**Web page and app entries:**
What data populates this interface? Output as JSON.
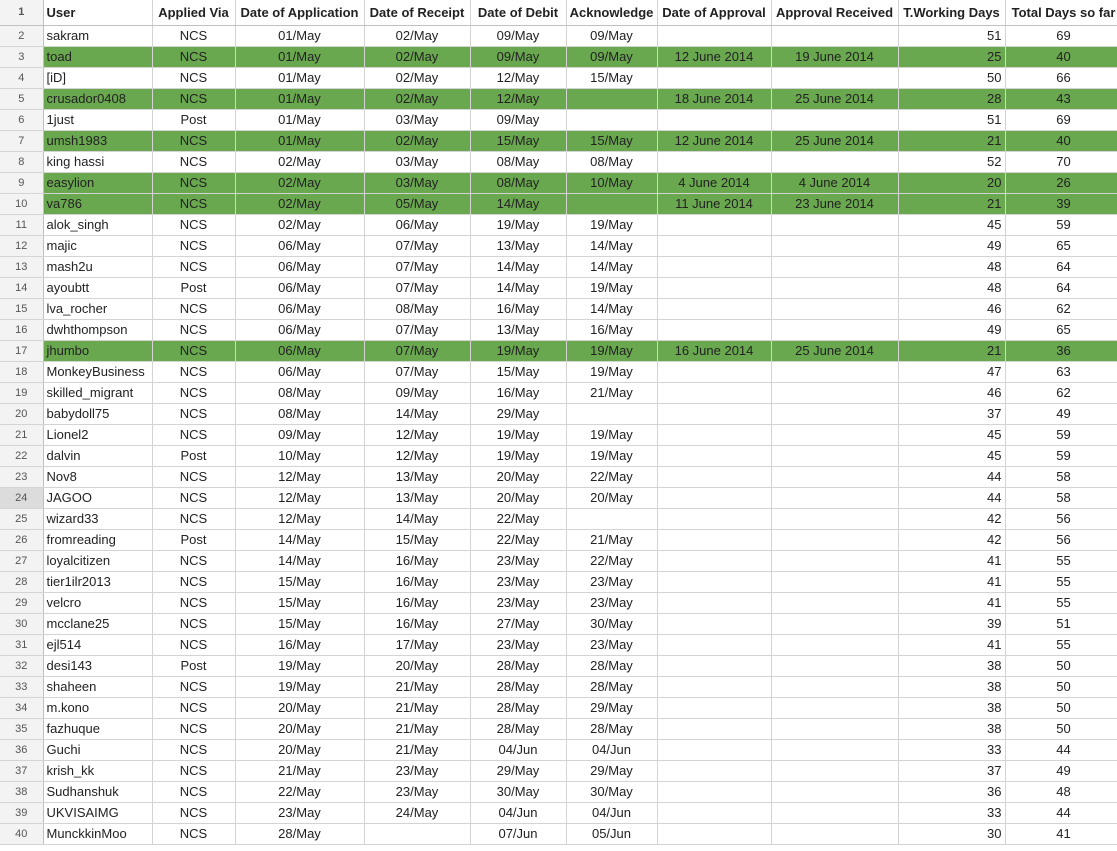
{
  "sheet": {
    "highlight_color": "#6aa84f",
    "active_row": 24,
    "columns": [
      "User",
      "Applied Via",
      "Date of Application",
      "Date of Receipt",
      "Date of Debit",
      "Acknowledge",
      "Date of Approval",
      "Approval Received",
      "T.Working Days",
      "Total Days so far"
    ],
    "rows": [
      {
        "n": 2,
        "hl": false,
        "cells": [
          "sakram",
          "NCS",
          "01/May",
          "02/May",
          "09/May",
          "09/May",
          "",
          "",
          "51",
          "69"
        ]
      },
      {
        "n": 3,
        "hl": true,
        "cells": [
          "toad",
          "NCS",
          "01/May",
          "02/May",
          "09/May",
          "09/May",
          "12 June 2014",
          "19 June 2014",
          "25",
          "40"
        ]
      },
      {
        "n": 4,
        "hl": false,
        "cells": [
          "[iD]",
          "NCS",
          "01/May",
          "02/May",
          "12/May",
          "15/May",
          "",
          "",
          "50",
          "66"
        ]
      },
      {
        "n": 5,
        "hl": true,
        "cells": [
          "crusador0408",
          "NCS",
          "01/May",
          "02/May",
          "12/May",
          "",
          "18 June 2014",
          "25 June 2014",
          "28",
          "43"
        ]
      },
      {
        "n": 6,
        "hl": false,
        "cells": [
          "1just",
          "Post",
          "01/May",
          "03/May",
          "09/May",
          "",
          "",
          "",
          "51",
          "69"
        ]
      },
      {
        "n": 7,
        "hl": true,
        "cells": [
          "umsh1983",
          "NCS",
          "01/May",
          "02/May",
          "15/May",
          "15/May",
          "12 June 2014",
          "25 June 2014",
          "21",
          "40"
        ]
      },
      {
        "n": 8,
        "hl": false,
        "cells": [
          "king hassi",
          "NCS",
          "02/May",
          "03/May",
          "08/May",
          "08/May",
          "",
          "",
          "52",
          "70"
        ]
      },
      {
        "n": 9,
        "hl": true,
        "cells": [
          "easylion",
          "NCS",
          "02/May",
          "03/May",
          "08/May",
          "10/May",
          "4 June 2014",
          "4 June 2014",
          "20",
          "26"
        ]
      },
      {
        "n": 10,
        "hl": true,
        "cells": [
          "va786",
          "NCS",
          "02/May",
          "05/May",
          "14/May",
          "",
          "11 June 2014",
          "23 June 2014",
          "21",
          "39"
        ]
      },
      {
        "n": 11,
        "hl": false,
        "cells": [
          "alok_singh",
          "NCS",
          "02/May",
          "06/May",
          "19/May",
          "19/May",
          "",
          "",
          "45",
          "59"
        ]
      },
      {
        "n": 12,
        "hl": false,
        "cells": [
          "majic",
          "NCS",
          "06/May",
          "07/May",
          "13/May",
          "14/May",
          "",
          "",
          "49",
          "65"
        ]
      },
      {
        "n": 13,
        "hl": false,
        "cells": [
          "mash2u",
          "NCS",
          "06/May",
          "07/May",
          "14/May",
          "14/May",
          "",
          "",
          "48",
          "64"
        ]
      },
      {
        "n": 14,
        "hl": false,
        "cells": [
          "ayoubtt",
          "Post",
          "06/May",
          "07/May",
          "14/May",
          "19/May",
          "",
          "",
          "48",
          "64"
        ]
      },
      {
        "n": 15,
        "hl": false,
        "cells": [
          "lva_rocher",
          "NCS",
          "06/May",
          "08/May",
          "16/May",
          "14/May",
          "",
          "",
          "46",
          "62"
        ]
      },
      {
        "n": 16,
        "hl": false,
        "cells": [
          "dwhthompson",
          "NCS",
          "06/May",
          "07/May",
          "13/May",
          "16/May",
          "",
          "",
          "49",
          "65"
        ]
      },
      {
        "n": 17,
        "hl": true,
        "cells": [
          "jhumbo",
          "NCS",
          "06/May",
          "07/May",
          "19/May",
          "19/May",
          "16 June 2014",
          "25 June 2014",
          "21",
          "36"
        ]
      },
      {
        "n": 18,
        "hl": false,
        "cells": [
          "MonkeyBusiness",
          "NCS",
          "06/May",
          "07/May",
          "15/May",
          "19/May",
          "",
          "",
          "47",
          "63"
        ]
      },
      {
        "n": 19,
        "hl": false,
        "cells": [
          "skilled_migrant",
          "NCS",
          "08/May",
          "09/May",
          "16/May",
          "21/May",
          "",
          "",
          "46",
          "62"
        ]
      },
      {
        "n": 20,
        "hl": false,
        "cells": [
          "babydoll75",
          "NCS",
          "08/May",
          "14/May",
          "29/May",
          "",
          "",
          "",
          "37",
          "49"
        ]
      },
      {
        "n": 21,
        "hl": false,
        "cells": [
          "Lionel2",
          "NCS",
          "09/May",
          "12/May",
          "19/May",
          "19/May",
          "",
          "",
          "45",
          "59"
        ]
      },
      {
        "n": 22,
        "hl": false,
        "cells": [
          "dalvin",
          "Post",
          "10/May",
          "12/May",
          "19/May",
          "19/May",
          "",
          "",
          "45",
          "59"
        ]
      },
      {
        "n": 23,
        "hl": false,
        "cells": [
          "Nov8",
          "NCS",
          "12/May",
          "13/May",
          "20/May",
          "22/May",
          "",
          "",
          "44",
          "58"
        ]
      },
      {
        "n": 24,
        "hl": false,
        "cells": [
          "JAGOO",
          "NCS",
          "12/May",
          "13/May",
          "20/May",
          "20/May",
          "",
          "",
          "44",
          "58"
        ]
      },
      {
        "n": 25,
        "hl": false,
        "cells": [
          "wizard33",
          "NCS",
          "12/May",
          "14/May",
          "22/May",
          "",
          "",
          "",
          "42",
          "56"
        ]
      },
      {
        "n": 26,
        "hl": false,
        "cells": [
          "fromreading",
          "Post",
          "14/May",
          "15/May",
          "22/May",
          "21/May",
          "",
          "",
          "42",
          "56"
        ]
      },
      {
        "n": 27,
        "hl": false,
        "cells": [
          "loyalcitizen",
          "NCS",
          "14/May",
          "16/May",
          "23/May",
          "22/May",
          "",
          "",
          "41",
          "55"
        ]
      },
      {
        "n": 28,
        "hl": false,
        "cells": [
          "tier1ilr2013",
          "NCS",
          "15/May",
          "16/May",
          "23/May",
          "23/May",
          "",
          "",
          "41",
          "55"
        ]
      },
      {
        "n": 29,
        "hl": false,
        "cells": [
          "velcro",
          "NCS",
          "15/May",
          "16/May",
          "23/May",
          "23/May",
          "",
          "",
          "41",
          "55"
        ]
      },
      {
        "n": 30,
        "hl": false,
        "cells": [
          "mcclane25",
          "NCS",
          "15/May",
          "16/May",
          "27/May",
          "30/May",
          "",
          "",
          "39",
          "51"
        ]
      },
      {
        "n": 31,
        "hl": false,
        "cells": [
          "ejl514",
          "NCS",
          "16/May",
          "17/May",
          "23/May",
          "23/May",
          "",
          "",
          "41",
          "55"
        ]
      },
      {
        "n": 32,
        "hl": false,
        "cells": [
          "desi143",
          "Post",
          "19/May",
          "20/May",
          "28/May",
          "28/May",
          "",
          "",
          "38",
          "50"
        ]
      },
      {
        "n": 33,
        "hl": false,
        "cells": [
          "shaheen",
          "NCS",
          "19/May",
          "21/May",
          "28/May",
          "28/May",
          "",
          "",
          "38",
          "50"
        ]
      },
      {
        "n": 34,
        "hl": false,
        "cells": [
          "m.kono",
          "NCS",
          "20/May",
          "21/May",
          "28/May",
          "29/May",
          "",
          "",
          "38",
          "50"
        ]
      },
      {
        "n": 35,
        "hl": false,
        "cells": [
          "fazhuque",
          "NCS",
          "20/May",
          "21/May",
          "28/May",
          "28/May",
          "",
          "",
          "38",
          "50"
        ]
      },
      {
        "n": 36,
        "hl": false,
        "cells": [
          "Guchi",
          "NCS",
          "20/May",
          "21/May",
          "04/Jun",
          "04/Jun",
          "",
          "",
          "33",
          "44"
        ]
      },
      {
        "n": 37,
        "hl": false,
        "cells": [
          "krish_kk",
          "NCS",
          "21/May",
          "23/May",
          "29/May",
          "29/May",
          "",
          "",
          "37",
          "49"
        ]
      },
      {
        "n": 38,
        "hl": false,
        "cells": [
          "Sudhanshuk",
          "NCS",
          "22/May",
          "23/May",
          "30/May",
          "30/May",
          "",
          "",
          "36",
          "48"
        ]
      },
      {
        "n": 39,
        "hl": false,
        "cells": [
          "UKVISAIMG",
          "NCS",
          "23/May",
          "24/May",
          "04/Jun",
          "04/Jun",
          "",
          "",
          "33",
          "44"
        ]
      },
      {
        "n": 40,
        "hl": false,
        "cells": [
          "MunckkinMoo",
          "NCS",
          "28/May",
          "",
          "07/Jun",
          "05/Jun",
          "",
          "",
          "30",
          "41"
        ]
      }
    ]
  }
}
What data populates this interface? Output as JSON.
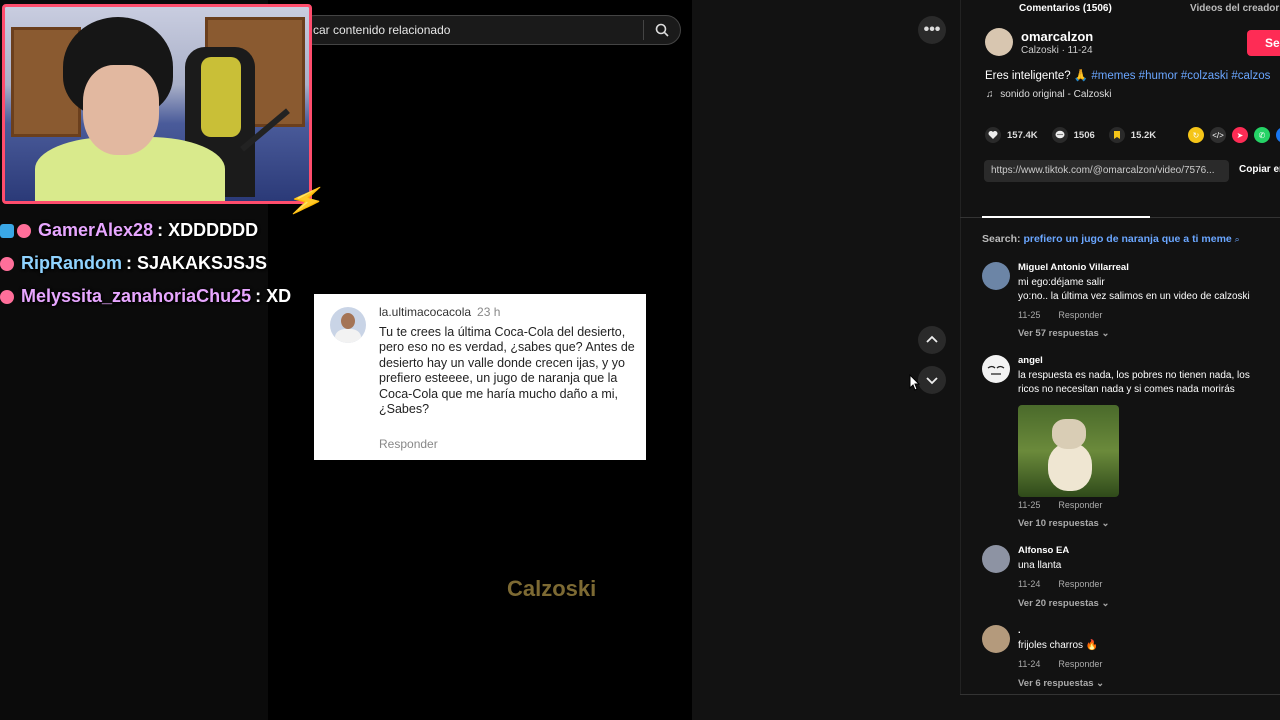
{
  "search": {
    "text": "car contenido relacionado"
  },
  "chat": [
    {
      "user": "GamerAlex28",
      "message": ": XDDDDDD",
      "color": "#e7a6ff"
    },
    {
      "user": "RipRandom",
      "message": ": SJAKAKSJSJS",
      "color": "#8fd3ff"
    },
    {
      "user": "Melyssita_zanahoriaChu25",
      "message": ": XD",
      "color": "#e7a6ff"
    }
  ],
  "comment_card": {
    "user": "la.ultimacocacola",
    "time": "23 h",
    "text": "Tu te crees la última Coca-Cola del desierto, pero eso no es verdad, ¿sabes que? Antes de desierto hay un valle donde crecen ijas, y yo prefiero esteeee, un jugo de naranja que la Coca-Cola que me haría mucho daño a mi, ¿Sabes?",
    "reply": "Responder"
  },
  "watermark": "Calzoski",
  "creator": {
    "name": "omarcalzon",
    "sub": "Calzoski · 11-24",
    "follow": "Seg",
    "caption_text": "Eres inteligente? 🙏",
    "caption_tags": "#memes #humor #colzaski #calzos",
    "sound": "sonido original - Calzoski"
  },
  "stats": {
    "likes": "157.4K",
    "comments": "1506",
    "saves": "15.2K"
  },
  "link": {
    "url": "https://www.tiktok.com/@omarcalzon/video/7576...",
    "copy": "Copiar en"
  },
  "tabs": {
    "comments": "Comentarios (1506)",
    "creator_videos": "Videos del creador"
  },
  "comment_search": {
    "label": "Search:",
    "query": "prefiero un jugo de naranja que a ti meme"
  },
  "comments": [
    {
      "user": "Miguel Antonio Villarreal",
      "line1": "mi ego:déjame salir",
      "line2": "yo:no.. la última vez salimos en un video de calzoski",
      "date": "11-25",
      "reply": "Responder",
      "replies": "Ver 57 respuestas ⌄"
    },
    {
      "user": "angel",
      "line1": "la respuesta es nada, los pobres no tienen nada, los",
      "line2": "ricos no necesitan nada y si comes nada morirás",
      "date": "11-25",
      "reply": "Responder",
      "replies": "Ver 10 respuestas ⌄"
    },
    {
      "user": "Alfonso EA",
      "line1": "una llanta",
      "date": "11-24",
      "reply": "Responder",
      "replies": "Ver 20 respuestas ⌄"
    },
    {
      "user": ".",
      "line1": "frijoles charros 🔥",
      "date": "11-24",
      "reply": "Responder",
      "replies": "Ver 6 respuestas ⌄"
    }
  ]
}
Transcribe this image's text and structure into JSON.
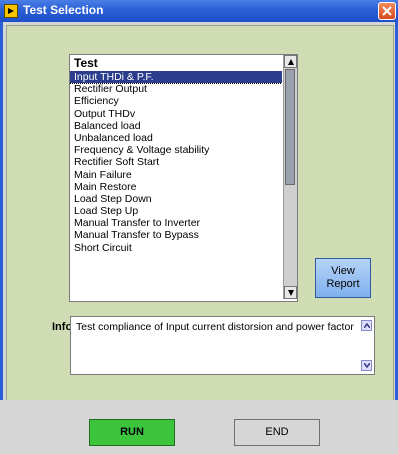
{
  "window": {
    "title": "Test Selection"
  },
  "list": {
    "header": "Test",
    "items": [
      "Input THDi & P.F.",
      "Rectifier Output",
      "Efficiency",
      "Output THDv",
      "Balanced load",
      "Unbalanced load",
      "Frequency & Voltage stability",
      "Rectifier Soft Start",
      "Main Failure",
      "Main Restore",
      "Load Step Down",
      "Load Step Up",
      "Manual Transfer to Inverter",
      "Manual Transfer to Bypass",
      "Short Circuit"
    ],
    "selected_index": 0
  },
  "buttons": {
    "view_report": "View Report",
    "run": "RUN",
    "end": "END"
  },
  "info": {
    "label": "Info:",
    "text": "Test compliance of Input current distorsion and power factor"
  },
  "colors": {
    "panel": "#cfdcb4",
    "selection": "#2b3d8c",
    "run": "#3cc43c",
    "view_report": "#8fbff0"
  }
}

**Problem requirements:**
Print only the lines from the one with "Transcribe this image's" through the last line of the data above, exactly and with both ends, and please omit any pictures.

**Reply to the exercise:**
Transcribe this image's text and structure into JSON.
{
  "window": {
    "title": "Test Selection"
  },
  "list": {
    "header": "Test",
    "items": [
      "Input THDi & P.F.",
      "Rectifier Output",
      "Efficiency",
      "Output THDv",
      "Balanced load",
      "Unbalanced load",
      "Frequency & Voltage stability",
      "Rectifier Soft Start",
      "Main Failure",
      "Main Restore",
      "Load Step Down",
      "Load Step Up",
      "Manual Transfer to Inverter",
      "Manual Transfer to Bypass",
      "Short Circuit"
    ],
    "selected_index": 0
  },
  "buttons": {
    "view_report": "View Report",
    "run": "RUN",
    "end": "END"
  },
  "info": {
    "label": "Info:",
    "text": "Test compliance of Input current distorsion and power factor"
  },
  "colors": {
    "panel": "#cfdcb4",
    "selection": "#2b3d8c",
    "run": "#3cc43c",
    "view_report": "#8fbff0"
  }
}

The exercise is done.